MB: No, because I have to finish this job before I can take on the duties of that job. While the campaign is tiring, while it is extremely time-consuming to run a successful campaign, to make sure that the students know what you believe in and what you want to do, I simply cannot leave my duties as Business Manager. I don’t want the next Business Manager to tie up loose ends that I’m leaving. No, I don’t feel that my Presidential candidacy or campaign has affected my work as Business Manager in any way.
CS: You’re running on a ticket. Does it have a name?
MB: The New Deal Ticket. In the past, a lot of administrations have been more focused on the administration of the university, as opposed to the student body. We are an organization, and we operate on a budget that is better than most Student Government Associations on most campuses. There is no reason that we should continue to try and monitor the administration of this university. I feel that they recognize that the students have to be here for them to continue to operate. I feel that we should create an AD HOC committee that focuses on university policy passing through, ensuring the students are protected. And, ensure that this is something the students would want or, whether they want it or not, that they don’t disagree with it. That committee, under my presidency, will ensure that that voice is heard.
CS: Last year, the ticket with Ashley Hicks - the Fix It Ticket - looked like it showed some flaws, in people who running just to get their names together, with Bill [Lewis] and Curtis [Kearns] as an example of that. Is that the case with this ticket? Are you guys united, or is this just a political move?
MB: I know what you mean about the Fix It Ticket. Unfortunately, there were some inner struggles regarding ideas. Fortunately enough, this year, the thing I think our ticket has that I think a lot of tickets in the past hasn’t had is that 1) we challenge each other. We will not let each other make decisions that we feel will hurt the student body or that we may not feel is the best for the student body. We all have something to bring to the table. Like Mr. Pauley and I, we’re both Business Majors, but I’m a management administrative - and maybe marketing, it just depends on how my classes work out - major and he is a finance major. Although we are from the same business realm, we both have different emphasis inside of that. And, I think that’s important to have, so that you can accurately represent people from a broader scope.

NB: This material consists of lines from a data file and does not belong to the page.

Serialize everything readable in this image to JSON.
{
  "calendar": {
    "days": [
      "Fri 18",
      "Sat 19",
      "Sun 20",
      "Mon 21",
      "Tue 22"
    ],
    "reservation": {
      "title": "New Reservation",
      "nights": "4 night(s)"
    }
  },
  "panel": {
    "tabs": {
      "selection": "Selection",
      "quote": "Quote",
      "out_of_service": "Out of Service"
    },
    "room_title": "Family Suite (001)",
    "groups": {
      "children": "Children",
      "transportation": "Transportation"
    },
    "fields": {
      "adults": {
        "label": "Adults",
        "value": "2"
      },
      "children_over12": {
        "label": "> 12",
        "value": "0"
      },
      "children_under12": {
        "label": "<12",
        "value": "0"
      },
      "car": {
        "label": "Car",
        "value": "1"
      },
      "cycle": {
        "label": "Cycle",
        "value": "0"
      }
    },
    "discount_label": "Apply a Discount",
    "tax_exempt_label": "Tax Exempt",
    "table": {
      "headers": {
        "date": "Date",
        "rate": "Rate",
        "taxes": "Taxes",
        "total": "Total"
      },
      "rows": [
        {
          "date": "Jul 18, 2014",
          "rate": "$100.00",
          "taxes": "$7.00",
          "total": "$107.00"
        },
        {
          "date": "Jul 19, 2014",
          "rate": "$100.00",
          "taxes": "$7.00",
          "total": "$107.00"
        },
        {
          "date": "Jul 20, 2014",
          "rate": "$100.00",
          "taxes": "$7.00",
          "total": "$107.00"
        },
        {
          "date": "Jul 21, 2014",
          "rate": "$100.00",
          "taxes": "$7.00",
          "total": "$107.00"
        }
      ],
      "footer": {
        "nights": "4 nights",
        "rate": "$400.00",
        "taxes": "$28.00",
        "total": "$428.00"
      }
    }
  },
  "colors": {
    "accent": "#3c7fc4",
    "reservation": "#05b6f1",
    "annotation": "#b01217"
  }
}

CS: That’s everything I have at the moment. Is there anything you’d like to mention?
MB: Ummm… I do want to address posters. Emily Nordman, right now, there’s some debate over her candidacy. We lost the minutes from last semester; all the minutes are gone. We’re currently trying to recover some of them. It’s a very difficult process, we’re tracking down former Secretaries as well. And, there’s a little bit of debate over whether she has the semester experience [required to run for her position]. And, we’re trying to prove that up. Attorney General [Bill] Lewis has set a very high bar for us to meet, but hopefully with working with our advisors, with working with Bill, and working with what few records we do have, we’ll be able to satisfy our burden of proof. And, then when that’s done, we’ll begin printing flyers. We don’t want to print a lot of them, because for every piece of paper we use, we also have to ensure that it’s taken down and recycled, so you’re going to see a lot of black-and-white flyers from us. Just the fact that she’s in question right now, we’re really not sure if we should print the flyers with her face on it, with her ideals on it, with the things she’s ready to fight for, because we don’t know if she’ll be able to run. So, that’s important. So, once we figure out every thing there, we will go into production of posters of everything else.
* * *
For more information on Matt's campaign, check out the Facebook group "Matthew Belcher for SGA President."